Other factors that may also be considered may be: recycling of supply and product containers (i.e., drums, plastic bottles, etc), facility-wide program for recycling (i.e. toner and ink cartridges, aluminum cans, office paper waste, etc), use of recycled and/or biodegradable wrapping supplies, shipping cartons, pallets, etc., use of the renewable energy sources (e.g., wind power, solar power, thermal power), recovery of solvents with on-site distillation equipment, and using “lean processes” that reduce waste.
A graphical user interface (GUI) that a vendor may view when providing price quotes for one or more jobs may show a screen for submitting data e.g., information relating to the factors as previously described. The information inputted may be stored in the marketplace, such as in a marketplace database. The information transmitted utilizing the GUI interface may relate to a particular vendor of a plurality of vendors and may be used to calculate a price impact assessment, a price offset related to an environmental impact, the suitability of being certified by a predetermined certification having a predetermined set of criteria, to calculate a green factor, and/or may be utilized within an Environmentally Responsible Product Assessment Matrix (ERPA).
It will be appreciated that variations of the above-disclosed and other features and functions, or alternatives thereof, may be desirably combined into many other different systems or applications.
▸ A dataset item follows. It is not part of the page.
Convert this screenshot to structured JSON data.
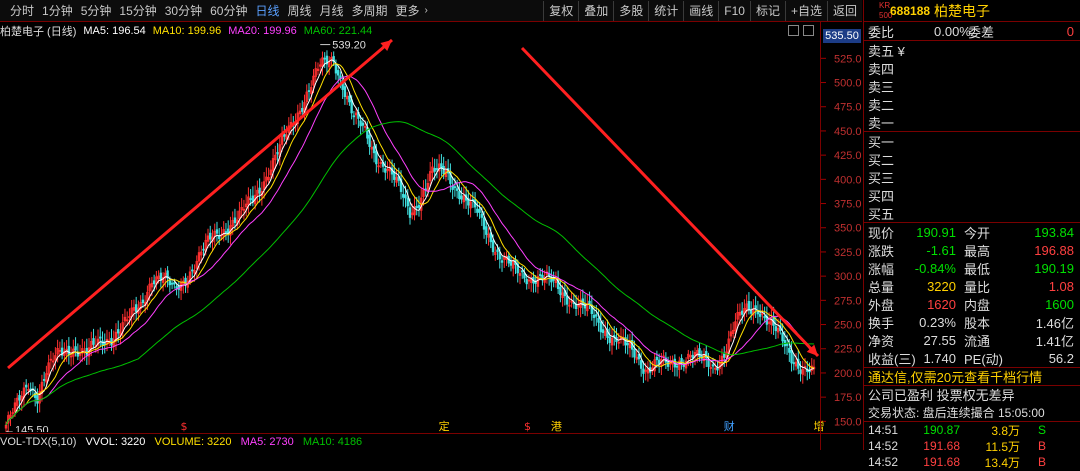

Also, that various presently unforeseen or unanticipated alternatives, modifications, variations or improvements therein may be subsequently made by those skilled in the art which are also intended to be encompassed by the following claims.